=== Begin Enclosure ===
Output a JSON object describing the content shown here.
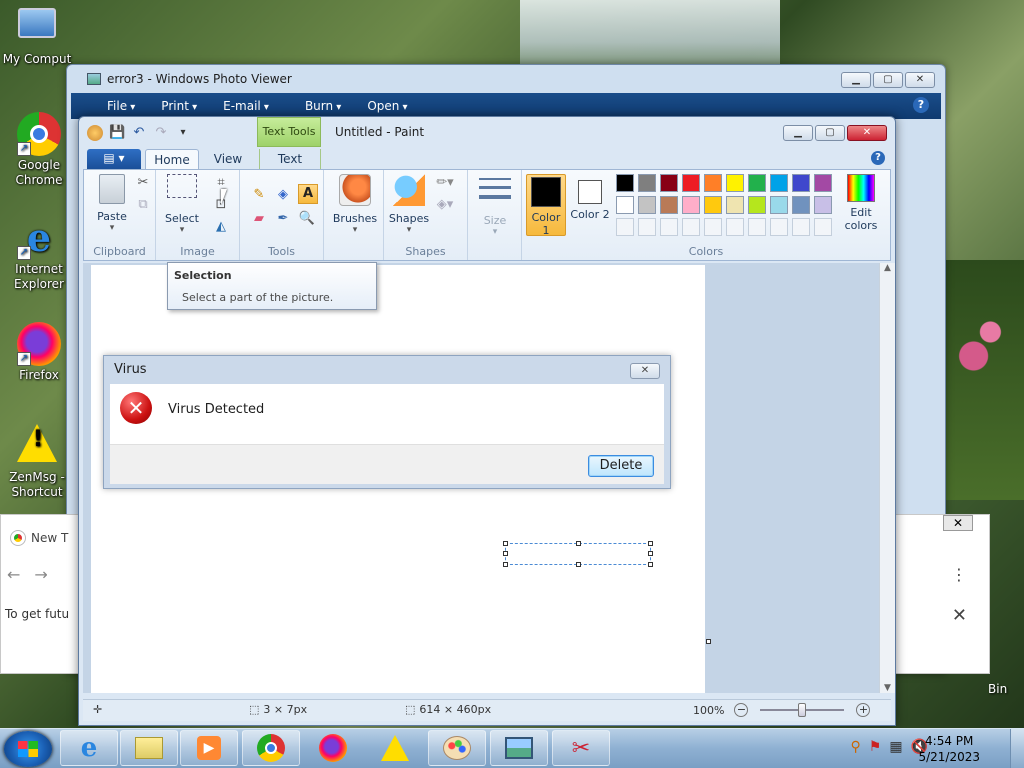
{
  "desktop": {
    "icons": [
      {
        "label": "My Comput"
      },
      {
        "label": "Google Chrome"
      },
      {
        "label": "Internet Explorer"
      },
      {
        "label": "Firefox"
      },
      {
        "label": "ZenMsg - Shortcut"
      }
    ],
    "bin_label": "Bin"
  },
  "photo_viewer": {
    "title": "error3 - Windows Photo Viewer",
    "menu": [
      "File",
      "Print",
      "E-mail",
      "Burn",
      "Open"
    ]
  },
  "chrome": {
    "tab_label": "New T",
    "body_text": "To get futu"
  },
  "paint": {
    "title": "Untitled - Paint",
    "context_tab": "Text Tools",
    "file_menu_icon": "paint-menu-icon",
    "tabs": {
      "home": "Home",
      "view": "View",
      "text": "Text"
    },
    "groups": {
      "clipboard": {
        "label": "Clipboard",
        "paste": "Paste"
      },
      "image": {
        "label": "Image",
        "select": "Select"
      },
      "tools": {
        "label": "Tools"
      },
      "brushes": {
        "label": "Brushes"
      },
      "shapes": {
        "label": "Shapes",
        "shapes_btn": "Shapes"
      },
      "size": {
        "label": "Size"
      },
      "colors": {
        "label": "Colors",
        "color1": "Color 1",
        "color2": "Color 2",
        "edit_colors": "Edit colors",
        "color1_value": "#000000",
        "color2_value": "#ffffff",
        "palette_row1": [
          "#000000",
          "#7f7f7f",
          "#880015",
          "#ed1c24",
          "#ff7f27",
          "#fff200",
          "#22b14c",
          "#00a2e8",
          "#3f48cc",
          "#a349a4"
        ],
        "palette_row2": [
          "#ffffff",
          "#c3c3c3",
          "#b97a57",
          "#ffaec9",
          "#ffc90e",
          "#efe4b0",
          "#b5e61d",
          "#99d9ea",
          "#7092be",
          "#c8bfe7"
        ]
      }
    },
    "tooltip": {
      "title": "Selection",
      "body": "Select a part of the picture."
    },
    "status": {
      "selection_size": "3 × 7px",
      "canvas_size": "614 × 460px",
      "zoom": "100%"
    }
  },
  "virus_dialog": {
    "title": "Virus",
    "message": "Virus Detected",
    "button": "Delete"
  },
  "taskbar": {
    "time": "4:54 PM",
    "date": "5/21/2023"
  }
}
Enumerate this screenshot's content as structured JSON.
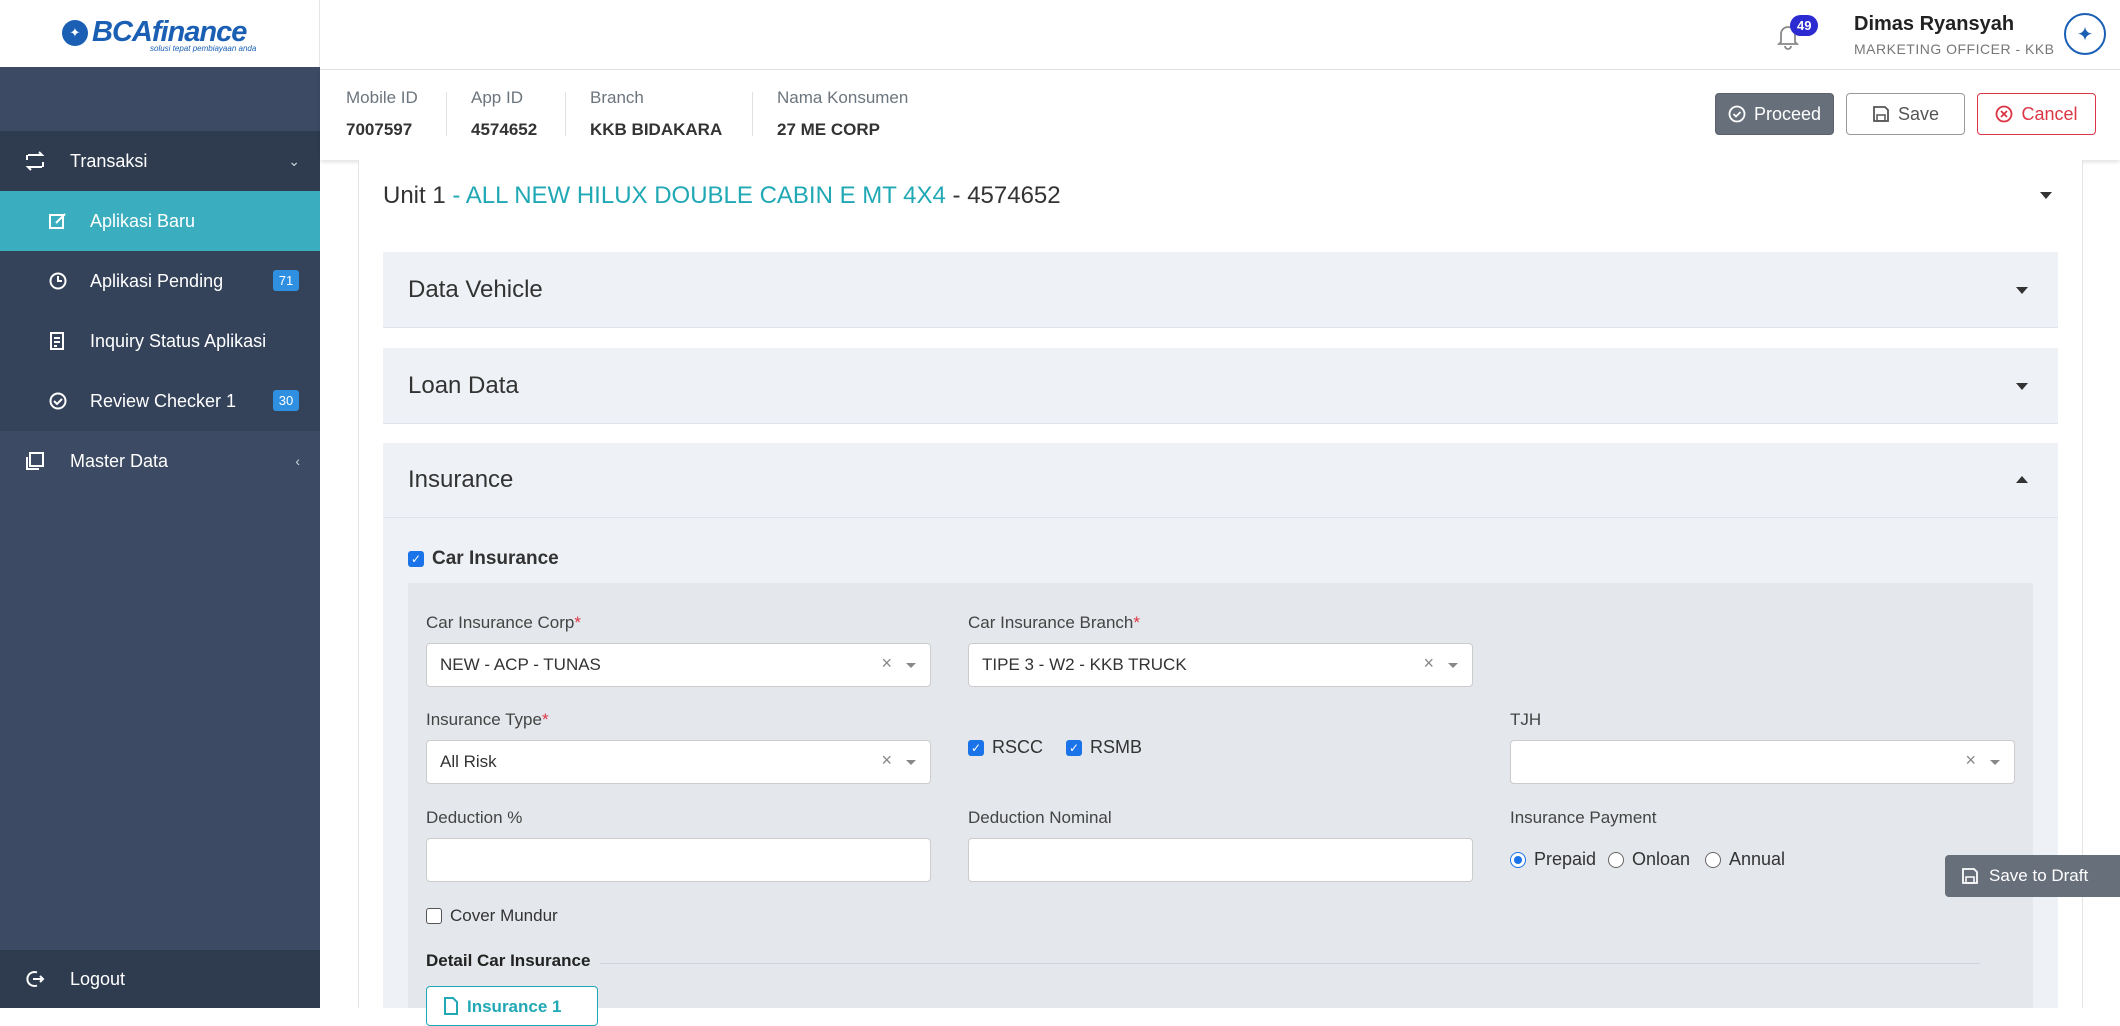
{
  "brand": {
    "name": "BCAfinance",
    "tagline": "solusi tepat pembiayaan anda"
  },
  "sidebar": {
    "groups": [
      {
        "label": "Transaksi",
        "icon": "exchange-icon"
      },
      {
        "label": "Master Data",
        "icon": "copy-icon"
      }
    ],
    "items": [
      {
        "label": "Aplikasi Baru",
        "icon": "edit-icon",
        "active": true
      },
      {
        "label": "Aplikasi Pendings",
        "icon": "clock-icon",
        "badge": "71"
      },
      {
        "label": "Inquiry Status Aplikasi",
        "icon": "document-list-icon"
      },
      {
        "label": "Review Checker 1",
        "icon": "check-circle-icon",
        "badge": "30"
      }
    ],
    "logout_label": "Logout"
  },
  "header": {
    "notification_count": "49",
    "user_name": "Dimas Ryansyah",
    "user_role": "MARKETING OFFICER - KKB"
  },
  "info": {
    "mobile_id_label": "Mobile ID",
    "mobile_id": "7007597",
    "app_id_label": "App ID",
    "app_id": "4574652",
    "branch_label": "Branch",
    "branch": "KKB BIDAKARA",
    "consumer_label": "Nama Konsumen",
    "consumer": "27 ME CORP"
  },
  "actions": {
    "proceed": "Proceed",
    "save": "Save",
    "cancel": "Cancel",
    "save_draft": "Save to Draft"
  },
  "unit": {
    "prefix": "Unit 1",
    "model": " - ALL NEW HILUX DOUBLE CABIN E MT 4X4",
    "suffix": " - 4574652"
  },
  "sections": {
    "vehicle": "Data Vehicle",
    "loan": "Loan Data",
    "insurance": "Insurance"
  },
  "insurance": {
    "car_insurance_label": "Car Insurance",
    "corp_label": "Car Insurance Corp",
    "corp_value": "NEW - ACP - TUNAS",
    "branch_label": "Car Insurance Branch",
    "branch_value": "TIPE 3 - W2 - KKB TRUCK",
    "type_label": "Insurance Type",
    "type_value": "All Risk",
    "rscc_label": "RSCC",
    "rsmb_label": "RSMB",
    "tjh_label": "TJH",
    "tjh_value": "",
    "deduction_pct_label": "Deduction %",
    "deduction_pct_value": "",
    "deduction_nominal_label": "Deduction Nominal",
    "deduction_nominal_value": "",
    "payment_label": "Insurance Payment",
    "payment_options": [
      "Prepaid",
      "Onloan",
      "Annual"
    ],
    "payment_selected": "Prepaid",
    "cover_mundur_label": "Cover Mundur",
    "detail_title": "Detail Car Insurance",
    "tab_label": "Insurance 1"
  },
  "colors": {
    "accent": "#3aaebe",
    "sidebar": "#3c4b63",
    "primary": "#1a73e8",
    "danger": "#dc3545"
  }
}
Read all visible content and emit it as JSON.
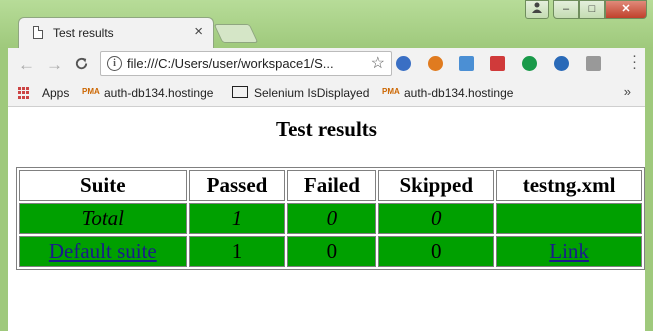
{
  "browser": {
    "tab_title": "Test results",
    "tab_close": "×",
    "controls": {
      "minimize": "–",
      "maximize": "□",
      "close": "✕"
    },
    "nav": {
      "back": "←",
      "forward": "→",
      "reload": "C"
    },
    "address": "file:///C:/Users/user/workspace1/S...",
    "star": "☆",
    "extensions": [
      {
        "name": "sync-ext-icon",
        "color": "#3a6fc4"
      },
      {
        "name": "firefox-ext-icon",
        "color": "#e07b1f"
      },
      {
        "name": "folder-ext-icon",
        "color": "#4b8fd4"
      },
      {
        "name": "bar-ext-icon",
        "color": "#d03a3a"
      },
      {
        "name": "check-ext-icon",
        "color": "#1a9a4a"
      },
      {
        "name": "shield-ext-icon",
        "color": "#2a6ab8"
      },
      {
        "name": "cube-ext-icon",
        "color": "#999999"
      }
    ],
    "bookmarks": {
      "apps": "Apps",
      "item1": "auth-db134.hostinge",
      "item2": "Selenium IsDisplayed",
      "item3": "auth-db134.hostinge",
      "more": "»"
    }
  },
  "page": {
    "heading": "Test results",
    "columns": [
      "Suite",
      "Passed",
      "Failed",
      "Skipped",
      "testng.xml"
    ],
    "total_row": {
      "suite": "Total",
      "passed": "1",
      "failed": "0",
      "skipped": "0",
      "xml": ""
    },
    "suite_row": {
      "suite": "Default suite",
      "passed": "1",
      "failed": "0",
      "skipped": "0",
      "xml": "Link"
    },
    "cell_color": "#00a000"
  }
}
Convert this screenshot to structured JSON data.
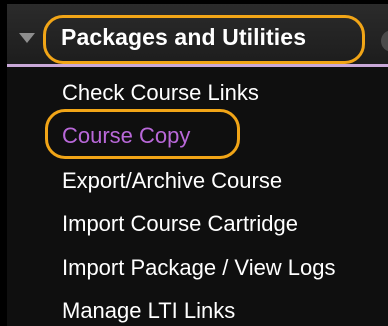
{
  "panel": {
    "title": "Packages and Utilities",
    "caret_icon": "triangle-down-icon",
    "items": [
      {
        "label": "Check Course Links"
      },
      {
        "label": "Course Copy",
        "state": "active"
      },
      {
        "label": "Export/Archive Course"
      },
      {
        "label": "Import Course Cartridge"
      },
      {
        "label": "Import Package / View Logs"
      },
      {
        "label": "Manage LTI Links"
      }
    ]
  },
  "colors": {
    "panel_background": "#0f0f0f",
    "header_background": "#2b2b2b",
    "header_divider": "#c9a8d8",
    "text": "#ffffff",
    "active_link": "#b968d9",
    "highlight_ring": "#f1a517"
  }
}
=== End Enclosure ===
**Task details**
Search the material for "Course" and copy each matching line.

**Output of the exercise**
        "label": "Check Course Links"
        "label": "Course Copy",
        "label": "Export/Archive Course"
        "label": "Import Course Cartridge"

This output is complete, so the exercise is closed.